Exercise details =
Copy out each line of the data that includes the string "icon".

Input material =
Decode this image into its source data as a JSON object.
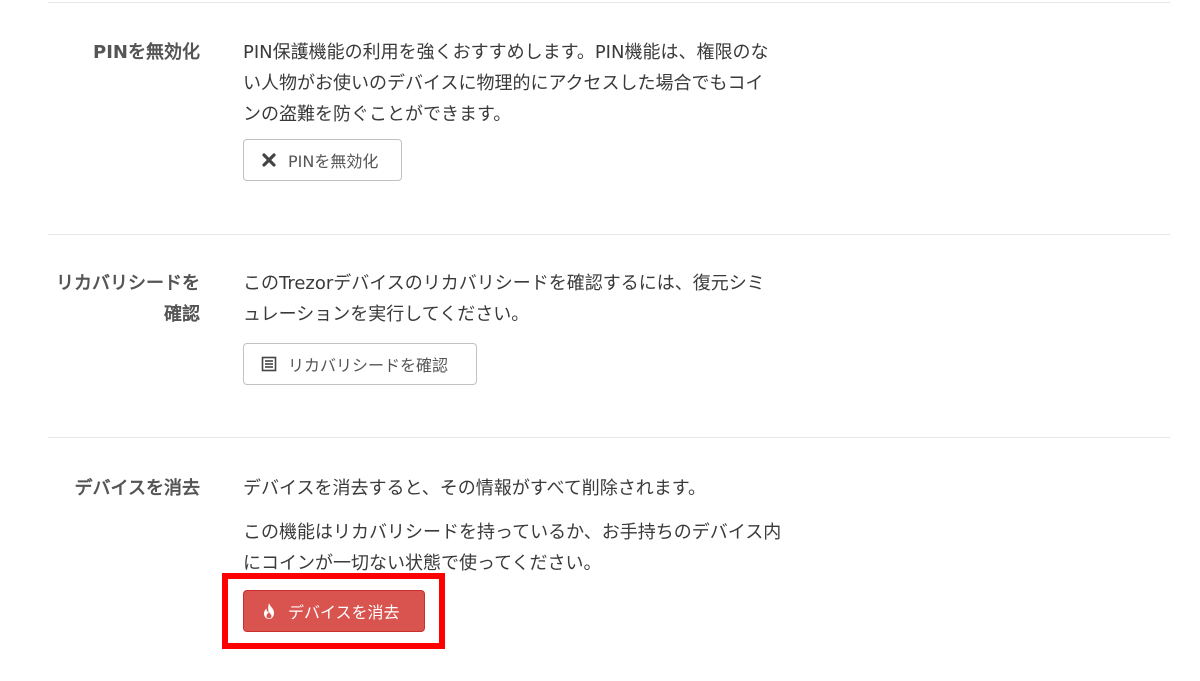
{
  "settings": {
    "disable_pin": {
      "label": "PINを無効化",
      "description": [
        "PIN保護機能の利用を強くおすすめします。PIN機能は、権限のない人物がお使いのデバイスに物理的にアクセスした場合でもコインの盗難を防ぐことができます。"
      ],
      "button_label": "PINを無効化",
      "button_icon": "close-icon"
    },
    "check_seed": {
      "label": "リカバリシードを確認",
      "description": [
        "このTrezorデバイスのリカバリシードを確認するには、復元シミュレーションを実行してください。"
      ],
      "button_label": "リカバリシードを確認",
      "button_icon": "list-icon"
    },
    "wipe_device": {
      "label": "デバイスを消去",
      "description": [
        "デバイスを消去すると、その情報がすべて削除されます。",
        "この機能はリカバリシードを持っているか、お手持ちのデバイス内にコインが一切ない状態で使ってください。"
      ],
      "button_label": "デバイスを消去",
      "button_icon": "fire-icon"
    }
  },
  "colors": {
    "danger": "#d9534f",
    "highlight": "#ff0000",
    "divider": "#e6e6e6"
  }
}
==
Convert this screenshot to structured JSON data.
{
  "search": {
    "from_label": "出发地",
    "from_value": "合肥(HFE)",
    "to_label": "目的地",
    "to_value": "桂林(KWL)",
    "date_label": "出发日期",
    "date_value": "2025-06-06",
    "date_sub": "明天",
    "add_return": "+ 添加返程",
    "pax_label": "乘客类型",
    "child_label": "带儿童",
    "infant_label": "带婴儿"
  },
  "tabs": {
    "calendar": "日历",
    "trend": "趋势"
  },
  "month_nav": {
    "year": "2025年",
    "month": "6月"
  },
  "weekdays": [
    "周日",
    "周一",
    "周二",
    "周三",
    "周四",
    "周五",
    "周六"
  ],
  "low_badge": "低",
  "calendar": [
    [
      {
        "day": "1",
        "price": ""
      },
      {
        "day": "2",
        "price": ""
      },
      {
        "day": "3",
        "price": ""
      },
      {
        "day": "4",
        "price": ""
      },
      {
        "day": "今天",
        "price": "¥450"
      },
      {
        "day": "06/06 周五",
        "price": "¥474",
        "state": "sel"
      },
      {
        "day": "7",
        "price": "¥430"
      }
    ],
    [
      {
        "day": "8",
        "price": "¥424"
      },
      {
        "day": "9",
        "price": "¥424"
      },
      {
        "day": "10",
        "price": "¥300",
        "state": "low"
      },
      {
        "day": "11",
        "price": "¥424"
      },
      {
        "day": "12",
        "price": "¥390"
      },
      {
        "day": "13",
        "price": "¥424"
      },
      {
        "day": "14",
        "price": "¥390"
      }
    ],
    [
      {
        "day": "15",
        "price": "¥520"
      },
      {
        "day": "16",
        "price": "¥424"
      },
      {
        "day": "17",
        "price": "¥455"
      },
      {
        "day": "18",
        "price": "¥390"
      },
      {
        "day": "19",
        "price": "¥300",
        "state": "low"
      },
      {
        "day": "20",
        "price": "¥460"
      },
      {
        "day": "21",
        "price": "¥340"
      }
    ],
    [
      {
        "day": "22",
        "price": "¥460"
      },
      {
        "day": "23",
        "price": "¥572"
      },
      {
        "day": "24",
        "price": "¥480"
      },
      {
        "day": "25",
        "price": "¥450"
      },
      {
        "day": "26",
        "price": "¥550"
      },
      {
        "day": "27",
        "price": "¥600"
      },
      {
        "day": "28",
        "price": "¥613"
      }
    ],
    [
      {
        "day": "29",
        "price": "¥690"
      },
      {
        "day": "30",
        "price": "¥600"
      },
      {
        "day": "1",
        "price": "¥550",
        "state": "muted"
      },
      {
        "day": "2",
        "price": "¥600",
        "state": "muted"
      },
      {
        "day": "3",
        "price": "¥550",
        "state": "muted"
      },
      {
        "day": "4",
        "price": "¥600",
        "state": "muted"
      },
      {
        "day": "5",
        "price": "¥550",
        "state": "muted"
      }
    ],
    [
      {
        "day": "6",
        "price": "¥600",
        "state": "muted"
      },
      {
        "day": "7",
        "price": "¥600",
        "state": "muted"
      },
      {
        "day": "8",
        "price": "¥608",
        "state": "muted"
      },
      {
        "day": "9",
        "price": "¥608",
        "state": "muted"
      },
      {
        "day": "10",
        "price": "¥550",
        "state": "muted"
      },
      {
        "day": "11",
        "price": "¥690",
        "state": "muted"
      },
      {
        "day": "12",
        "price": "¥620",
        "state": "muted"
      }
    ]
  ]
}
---
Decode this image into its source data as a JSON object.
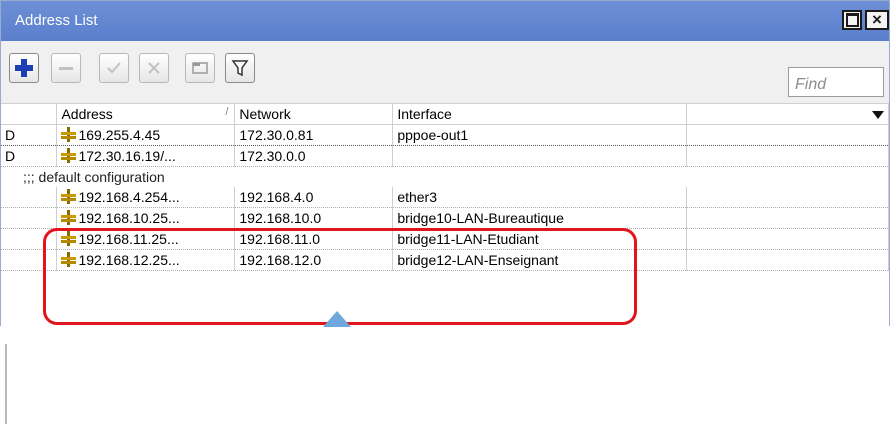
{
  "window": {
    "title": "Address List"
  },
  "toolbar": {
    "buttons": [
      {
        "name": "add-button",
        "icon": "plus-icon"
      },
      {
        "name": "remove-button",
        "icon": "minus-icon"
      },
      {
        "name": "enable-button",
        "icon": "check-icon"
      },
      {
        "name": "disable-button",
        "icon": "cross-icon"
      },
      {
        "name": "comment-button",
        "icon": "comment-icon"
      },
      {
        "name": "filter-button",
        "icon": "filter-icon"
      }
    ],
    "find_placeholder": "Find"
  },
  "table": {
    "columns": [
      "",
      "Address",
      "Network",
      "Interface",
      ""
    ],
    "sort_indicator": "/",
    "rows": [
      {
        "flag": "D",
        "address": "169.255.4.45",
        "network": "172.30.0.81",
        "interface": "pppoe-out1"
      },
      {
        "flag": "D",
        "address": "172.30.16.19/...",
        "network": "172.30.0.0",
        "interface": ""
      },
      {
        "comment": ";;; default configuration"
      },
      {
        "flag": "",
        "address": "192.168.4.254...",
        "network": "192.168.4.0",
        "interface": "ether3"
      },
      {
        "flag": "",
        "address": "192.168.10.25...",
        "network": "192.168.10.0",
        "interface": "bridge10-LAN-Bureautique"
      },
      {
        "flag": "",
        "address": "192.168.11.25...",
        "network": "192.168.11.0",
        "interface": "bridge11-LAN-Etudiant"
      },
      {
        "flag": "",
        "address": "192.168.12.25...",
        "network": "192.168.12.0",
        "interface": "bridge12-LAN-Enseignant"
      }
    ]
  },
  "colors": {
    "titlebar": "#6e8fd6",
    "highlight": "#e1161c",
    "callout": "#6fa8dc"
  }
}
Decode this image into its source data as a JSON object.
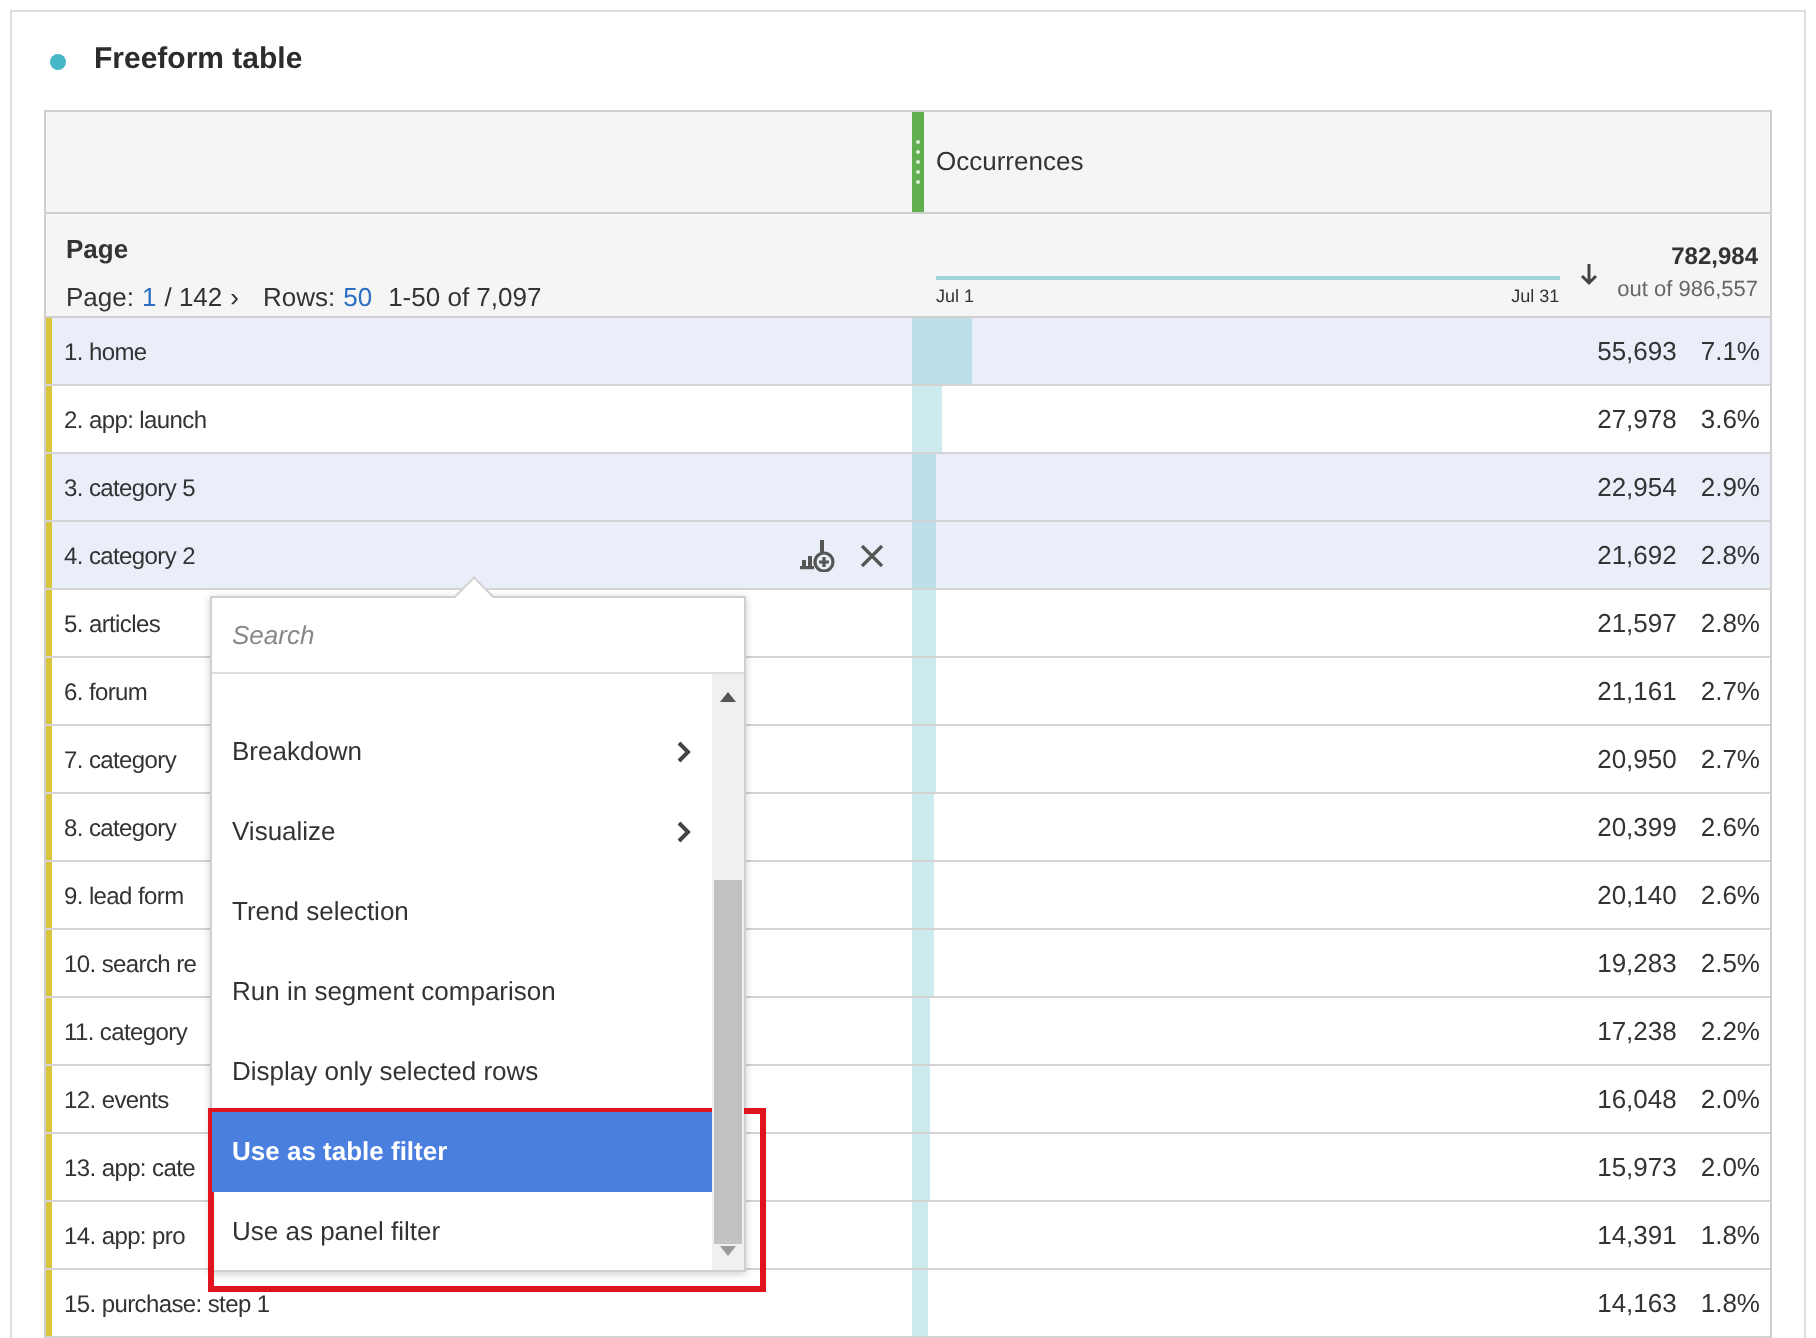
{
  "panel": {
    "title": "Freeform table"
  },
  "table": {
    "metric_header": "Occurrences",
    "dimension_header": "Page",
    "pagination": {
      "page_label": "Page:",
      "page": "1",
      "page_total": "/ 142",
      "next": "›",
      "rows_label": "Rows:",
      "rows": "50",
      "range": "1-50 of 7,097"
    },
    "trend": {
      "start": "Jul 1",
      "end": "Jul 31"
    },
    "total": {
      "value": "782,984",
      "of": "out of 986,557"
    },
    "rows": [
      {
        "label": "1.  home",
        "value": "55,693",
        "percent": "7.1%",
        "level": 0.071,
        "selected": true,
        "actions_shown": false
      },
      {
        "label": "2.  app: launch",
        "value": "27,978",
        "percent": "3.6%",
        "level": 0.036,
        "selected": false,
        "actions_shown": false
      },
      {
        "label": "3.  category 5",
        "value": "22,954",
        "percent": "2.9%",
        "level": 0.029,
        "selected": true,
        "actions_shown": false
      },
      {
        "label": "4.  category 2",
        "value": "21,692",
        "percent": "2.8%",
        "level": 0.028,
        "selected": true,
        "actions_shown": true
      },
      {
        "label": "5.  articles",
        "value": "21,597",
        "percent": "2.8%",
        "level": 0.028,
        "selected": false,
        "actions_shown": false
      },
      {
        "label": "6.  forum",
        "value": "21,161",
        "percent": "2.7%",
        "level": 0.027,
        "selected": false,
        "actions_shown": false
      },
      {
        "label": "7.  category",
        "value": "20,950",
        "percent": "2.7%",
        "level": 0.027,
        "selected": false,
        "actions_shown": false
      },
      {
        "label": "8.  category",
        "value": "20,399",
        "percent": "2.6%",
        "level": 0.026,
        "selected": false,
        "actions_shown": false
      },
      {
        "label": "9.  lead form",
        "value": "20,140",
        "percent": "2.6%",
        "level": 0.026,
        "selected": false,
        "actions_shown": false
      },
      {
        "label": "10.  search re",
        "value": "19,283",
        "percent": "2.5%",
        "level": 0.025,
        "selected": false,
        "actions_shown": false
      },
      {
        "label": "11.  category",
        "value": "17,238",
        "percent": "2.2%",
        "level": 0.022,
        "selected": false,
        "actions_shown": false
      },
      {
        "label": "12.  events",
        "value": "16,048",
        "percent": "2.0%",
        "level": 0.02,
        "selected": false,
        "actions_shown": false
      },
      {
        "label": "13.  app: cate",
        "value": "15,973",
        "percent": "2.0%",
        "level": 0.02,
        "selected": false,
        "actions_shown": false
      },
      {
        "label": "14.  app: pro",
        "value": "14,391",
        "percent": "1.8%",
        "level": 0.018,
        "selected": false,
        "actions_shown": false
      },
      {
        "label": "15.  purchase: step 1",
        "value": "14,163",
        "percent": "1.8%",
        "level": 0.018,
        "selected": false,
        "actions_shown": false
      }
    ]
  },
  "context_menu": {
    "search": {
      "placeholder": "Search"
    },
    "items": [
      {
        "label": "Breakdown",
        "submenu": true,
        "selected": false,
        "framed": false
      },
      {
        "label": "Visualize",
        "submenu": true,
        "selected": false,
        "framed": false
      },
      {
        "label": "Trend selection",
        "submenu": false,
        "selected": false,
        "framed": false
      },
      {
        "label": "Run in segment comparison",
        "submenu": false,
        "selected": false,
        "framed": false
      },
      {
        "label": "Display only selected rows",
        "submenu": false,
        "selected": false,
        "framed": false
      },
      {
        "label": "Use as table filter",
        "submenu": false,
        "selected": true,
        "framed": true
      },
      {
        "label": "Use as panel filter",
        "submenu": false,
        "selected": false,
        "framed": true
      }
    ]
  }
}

Written answer =
      "button_icon": "close-icon"
      "button_icon": "list-icon"
      "button_icon": "fire-icon"
        "icon": "plus-icon"
        "icon": "minus-icon"
        "icon": "check-icon"
        "icon": "cross-icon"
        "icon": "comment-icon"
        "icon": "filter-icon"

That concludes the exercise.